**Exercise goal**
Work through the entries below and show every line in which "bewoner" is found.

Stored items from a collection
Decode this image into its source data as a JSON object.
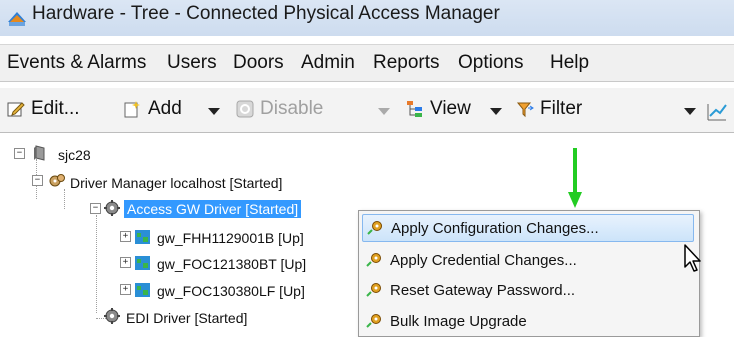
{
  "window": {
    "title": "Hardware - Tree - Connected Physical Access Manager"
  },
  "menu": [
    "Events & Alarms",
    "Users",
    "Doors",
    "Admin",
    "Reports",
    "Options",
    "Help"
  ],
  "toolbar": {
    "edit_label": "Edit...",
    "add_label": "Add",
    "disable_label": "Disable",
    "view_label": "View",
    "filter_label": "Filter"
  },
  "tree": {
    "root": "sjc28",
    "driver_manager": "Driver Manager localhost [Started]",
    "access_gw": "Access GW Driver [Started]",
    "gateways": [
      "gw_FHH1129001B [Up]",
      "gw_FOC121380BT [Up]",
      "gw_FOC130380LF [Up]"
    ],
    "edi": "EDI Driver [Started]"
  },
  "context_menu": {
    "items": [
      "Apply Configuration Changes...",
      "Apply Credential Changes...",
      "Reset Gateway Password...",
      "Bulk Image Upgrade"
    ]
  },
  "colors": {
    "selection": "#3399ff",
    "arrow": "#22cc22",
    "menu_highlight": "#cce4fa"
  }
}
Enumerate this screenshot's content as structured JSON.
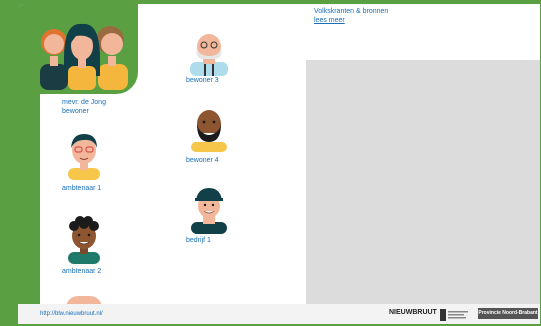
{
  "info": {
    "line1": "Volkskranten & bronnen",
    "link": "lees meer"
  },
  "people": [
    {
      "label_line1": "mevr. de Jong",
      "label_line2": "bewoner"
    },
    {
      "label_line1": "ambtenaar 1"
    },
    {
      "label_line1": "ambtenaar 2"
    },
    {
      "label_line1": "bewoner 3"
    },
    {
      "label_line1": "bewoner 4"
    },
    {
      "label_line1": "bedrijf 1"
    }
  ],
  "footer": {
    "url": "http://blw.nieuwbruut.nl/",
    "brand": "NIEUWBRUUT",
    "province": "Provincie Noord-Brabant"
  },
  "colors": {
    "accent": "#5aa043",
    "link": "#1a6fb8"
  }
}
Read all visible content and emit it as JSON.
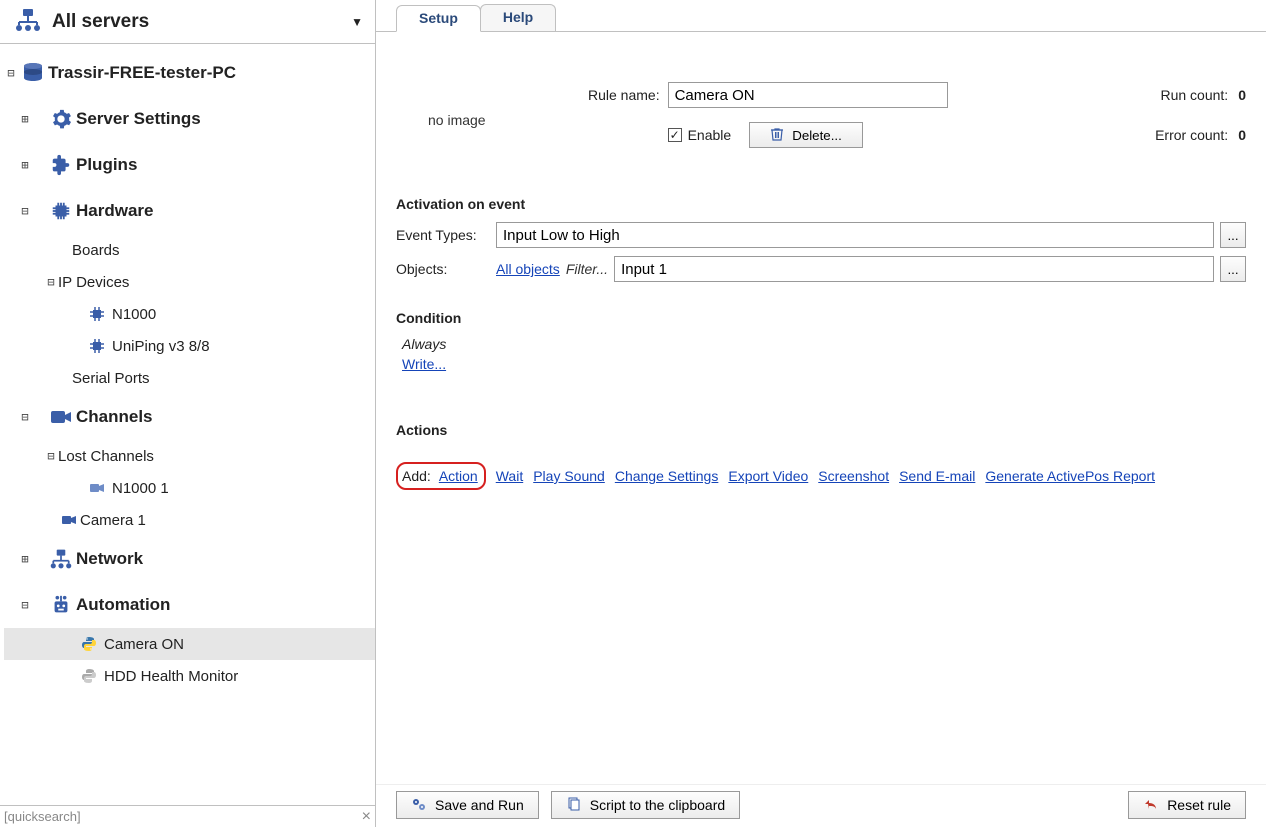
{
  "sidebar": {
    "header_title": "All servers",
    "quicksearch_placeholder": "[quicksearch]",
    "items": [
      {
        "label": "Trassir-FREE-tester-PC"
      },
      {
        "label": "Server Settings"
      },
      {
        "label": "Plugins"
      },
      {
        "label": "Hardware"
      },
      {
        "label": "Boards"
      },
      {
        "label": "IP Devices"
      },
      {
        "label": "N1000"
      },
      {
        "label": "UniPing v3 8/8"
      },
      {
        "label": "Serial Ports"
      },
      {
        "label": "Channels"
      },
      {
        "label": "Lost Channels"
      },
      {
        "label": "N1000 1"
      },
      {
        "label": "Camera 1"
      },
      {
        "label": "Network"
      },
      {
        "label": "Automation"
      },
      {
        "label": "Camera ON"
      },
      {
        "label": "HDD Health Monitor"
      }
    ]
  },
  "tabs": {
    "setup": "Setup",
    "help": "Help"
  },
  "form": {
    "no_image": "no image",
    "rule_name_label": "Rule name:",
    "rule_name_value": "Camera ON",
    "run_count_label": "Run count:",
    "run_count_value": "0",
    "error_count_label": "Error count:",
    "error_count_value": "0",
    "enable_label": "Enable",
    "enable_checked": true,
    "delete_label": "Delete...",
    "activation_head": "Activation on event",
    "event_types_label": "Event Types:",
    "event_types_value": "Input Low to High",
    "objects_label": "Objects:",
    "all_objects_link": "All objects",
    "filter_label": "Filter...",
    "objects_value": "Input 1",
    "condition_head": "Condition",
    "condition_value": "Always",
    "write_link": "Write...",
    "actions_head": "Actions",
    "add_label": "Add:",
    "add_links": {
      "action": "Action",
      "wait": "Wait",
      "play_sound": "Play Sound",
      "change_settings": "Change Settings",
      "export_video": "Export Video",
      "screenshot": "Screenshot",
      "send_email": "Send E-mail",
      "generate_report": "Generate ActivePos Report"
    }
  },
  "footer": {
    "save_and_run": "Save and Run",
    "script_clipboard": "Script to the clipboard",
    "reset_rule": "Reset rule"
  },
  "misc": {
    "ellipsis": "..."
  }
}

**Answer**
      "label_line2": "bewoner"
      "label_line1": "bewoner 3"
      "label_line1": "bewoner 4"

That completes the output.